Drowning in a glut of STYROFOAM™ peanuts? If you have more than you can use for your own shipping needs, enter your zip code at www.earth911.com to find nearby stores that are happy to take them off your hands. Often they will also accept other clean plastic packaging materials like bubble wrap for reuse.
They look and almost feel like paper but are actually made from plastic. Tyvek® envelopes are great for shipping because they don’t tear, but they can cause a big problem for recycling if they get mixed in with your paper. Luckily the manufacturer DuPont has set up a special recycling program for these envelopes. Collect them at your office, then send them to: Tyvek® Recycle, Attn: Shirley Cimburke, 2400 Elliham Ave #A, Richmond, VA 23237. For large quantities call 1-800-222-5676.
Compact Disks (CDs)
To avoid piling up old CDs, try using the rewritable kind (labeled “RW”), and simply overwrite data that becomes obsolete. Regular CDs can’t be reused, but at least you can recycle them. GreenDisk (Tel. 800-305-3475) will accept small quantities for free and offers reasonable rates for larger amounts. A positive side effect of CD recycling with a reliable vendor: confidential data is destroyed.
In spite of the growing popularity of PowerPoint presentations, Americans still discard about 15 million pounds of transparency film used for overhead projectors. 3M, the maker of post-it notes, has developed a recycling process and accepts used transparencies of any brand. Send them to 3M Recycle Program c/o Gemark, 99 Stevens Lane, Exeter, PA 18643. For more information, call 3M at 800-328-1371.
Used and Surplus Office Supplies
Stuck with too many used binders? Extra folders, labels, pens, cardboard tubes, even surplus promotional items? San Jose-based non-profit RAFT (Reuse Area For Teachers) is happy to take clean materials to redistribute them to teachers in the region. They’ll even come to you to pick up larger quantities. Call them at 408-451-1420 or visit their website at www.raft.net and click on “Material Donors”.
Obsolete Office Furniture
Does your office have “bigger ticket” items to get rid of, like desks, chairs and file cabinets? If so, they don’t have to turn into a headache or mean a trip to the dump. The United Way of Monterey County matches donors of functional office furniture with partnering non-profit agencies throughout the county. Call Tina Inquist at 424-7644 or email her at firstname.lastname@example.org. Another option is ACQ Office in San Leandro, a used office furniture broker. Call them at 510- 351-7511 or visit www.acqoffice.com. Finally, you can list your items for free on the state’s CalMAX website and catalogue. Go to www.calrecycle.ca.gov for more information. (Take note: these are all great resources when you’re in the market to buy used office furniture as well!)
Electronics, Fluorescent Lights and Batteries
These items contain heavy metals and other toxic components and are not allowed in the garbage. The good news is that all of these materials are collected for recycling in the Salinas Valley.

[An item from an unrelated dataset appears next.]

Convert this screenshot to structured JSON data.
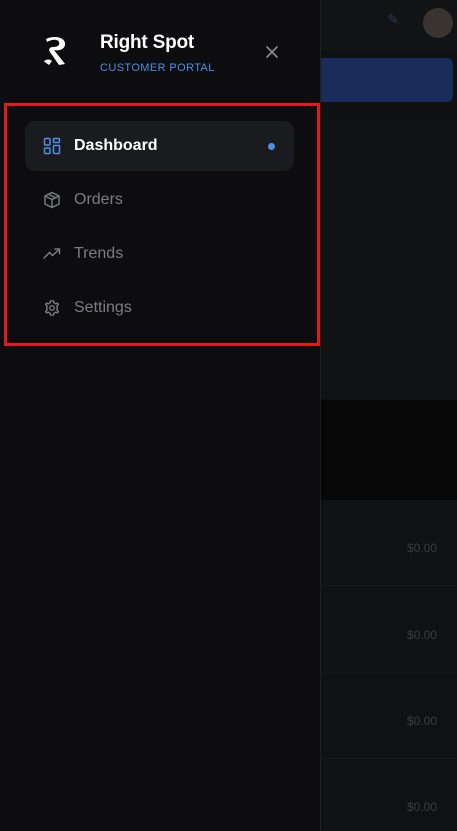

Business equipment such as computers, monitors and screens, photo copiers, fax machines and phones can be dropped off at an SVSWA Facility. Fluorescent bulbs and tubes, batteries, and cell phones are accepted for a fee. Call the SVSWA at 424-5520 to make an appointment.